[Component data from apps and pages]
##############################
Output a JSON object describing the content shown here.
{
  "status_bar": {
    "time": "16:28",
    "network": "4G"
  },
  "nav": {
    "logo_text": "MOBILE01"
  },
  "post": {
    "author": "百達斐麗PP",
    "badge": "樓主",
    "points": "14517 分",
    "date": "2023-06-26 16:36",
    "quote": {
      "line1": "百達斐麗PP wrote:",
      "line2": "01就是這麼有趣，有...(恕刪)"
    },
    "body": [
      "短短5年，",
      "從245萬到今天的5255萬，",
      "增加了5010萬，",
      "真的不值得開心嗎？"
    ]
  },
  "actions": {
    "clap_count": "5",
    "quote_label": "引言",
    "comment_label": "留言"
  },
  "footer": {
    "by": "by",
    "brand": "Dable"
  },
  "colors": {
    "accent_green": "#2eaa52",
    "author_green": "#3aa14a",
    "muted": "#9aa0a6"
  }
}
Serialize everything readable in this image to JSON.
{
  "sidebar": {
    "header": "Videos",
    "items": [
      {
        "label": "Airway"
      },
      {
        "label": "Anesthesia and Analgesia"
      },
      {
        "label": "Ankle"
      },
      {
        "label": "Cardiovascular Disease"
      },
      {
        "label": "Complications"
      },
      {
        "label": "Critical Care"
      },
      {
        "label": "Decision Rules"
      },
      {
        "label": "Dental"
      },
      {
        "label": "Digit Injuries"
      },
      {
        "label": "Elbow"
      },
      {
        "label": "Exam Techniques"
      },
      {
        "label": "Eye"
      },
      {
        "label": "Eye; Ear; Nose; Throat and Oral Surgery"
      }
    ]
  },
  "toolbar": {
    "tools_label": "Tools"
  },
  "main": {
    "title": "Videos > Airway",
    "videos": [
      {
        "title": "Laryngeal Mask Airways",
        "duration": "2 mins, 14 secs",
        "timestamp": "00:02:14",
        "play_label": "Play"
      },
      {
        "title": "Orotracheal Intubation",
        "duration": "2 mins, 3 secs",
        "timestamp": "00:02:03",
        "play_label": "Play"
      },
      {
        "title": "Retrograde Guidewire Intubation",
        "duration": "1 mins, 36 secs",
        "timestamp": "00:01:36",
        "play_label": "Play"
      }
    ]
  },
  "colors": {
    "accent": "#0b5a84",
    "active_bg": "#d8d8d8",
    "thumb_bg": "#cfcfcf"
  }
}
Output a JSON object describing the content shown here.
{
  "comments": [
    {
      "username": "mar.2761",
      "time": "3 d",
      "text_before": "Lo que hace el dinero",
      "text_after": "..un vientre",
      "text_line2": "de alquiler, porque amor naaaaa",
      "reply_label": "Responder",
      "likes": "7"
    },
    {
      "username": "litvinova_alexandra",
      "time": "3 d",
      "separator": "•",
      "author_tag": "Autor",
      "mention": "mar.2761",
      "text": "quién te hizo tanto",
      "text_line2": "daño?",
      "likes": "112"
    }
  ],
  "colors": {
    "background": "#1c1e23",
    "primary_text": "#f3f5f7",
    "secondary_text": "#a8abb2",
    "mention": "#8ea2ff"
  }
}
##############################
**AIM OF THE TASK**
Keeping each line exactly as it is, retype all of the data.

**ANSWER SPACE**
Output a JSON object describing the content shown here.
{
  "status_bar": {
    "time": "16:28",
    "network": "4G"
  },
  "nav": {
    "logo_text": "MOBILE01"
  },
  "post": {
    "author": "百達斐麗PP",
    "badge": "樓主",
    "points": "14517 分",
    "date": "2023-06-26 16:36",
    "quote": {
      "line1": "百達斐麗PP wrote:",
      "line2": "01就是這麼有趣，有...(恕刪)"
    },
    "body": [
      "短短5年，",
      "從245萬到今天的5255萬，",
      "增加了5010萬，",
      "真的不值得開心嗎？"
    ]
  },
  "actions": {
    "clap_count": "5",
    "quote_label": "引言",
    "comment_label": "留言"
  },
  "footer": {
    "by": "by",
    "brand": "Dable"
  },
  "colors": {
    "accent_green": "#2eaa52",
    "author_green": "#3aa14a",
    "muted": "#9aa0a6"
  }
}
Serialize everything readable in this image to JSON.
{
  "sidebar": {
    "header": "Videos",
    "items": [
      {
        "label": "Airway"
      },
      {
        "label": "Anesthesia and Analgesia"
      },
      {
        "label": "Ankle"
      },
      {
        "label": "Cardiovascular Disease"
      },
      {
        "label": "Complications"
      },
      {
        "label": "Critical Care"
      },
      {
        "label": "Decision Rules"
      },
      {
        "label": "Dental"
      },
      {
        "label": "Digit Injuries"
      },
      {
        "label": "Elbow"
      },
      {
        "label": "Exam Techniques"
      },
      {
        "label": "Eye"
      },
      {
        "label": "Eye; Ear; Nose; Throat and Oral Surgery"
      }
    ]
  },
  "toolbar": {
    "tools_label": "Tools"
  },
  "main": {
    "title": "Videos > Airway",
    "videos": [
      {
        "title": "Laryngeal Mask Airways",
        "duration": "2 mins, 14 secs",
        "timestamp": "00:02:14",
        "play_label": "Play"
      },
      {
        "title": "Orotracheal Intubation",
        "duration": "2 mins, 3 secs",
        "timestamp": "00:02:03",
        "play_label": "Play"
      },
      {
        "title": "Retrograde Guidewire Intubation",
        "duration": "1 mins, 36 secs",
        "timestamp": "00:01:36",
        "play_label": "Play"
      }
    ]
  },
  "colors": {
    "accent": "#0b5a84",
    "active_bg": "#d8d8d8",
    "thumb_bg": "#cfcfcf"
  }
}
Output a JSON object describing the content shown here.
{
  "comments": [
    {
      "username": "mar.2761",
      "time": "3 d",
      "text_before": "Lo que hace el dinero",
      "text_after": "..un vientre",
      "text_line2": "de alquiler, porque amor naaaaa",
      "reply_label": "Responder",
      "likes": "7"
    },
    {
      "username": "litvinova_alexandra",
      "time": "3 d",
      "separator": "•",
      "author_tag": "Autor",
      "mention": "mar.2761",
      "text": "quién te hizo tanto",
      "text_line2": "daño?",
      "likes": "112"
    }
  ],
  "colors": {
    "background": "#1c1e23",
    "primary_text": "#f3f5f7",
    "secondary_text": "#a8abb2",
    "mention": "#8ea2ff"
  }
}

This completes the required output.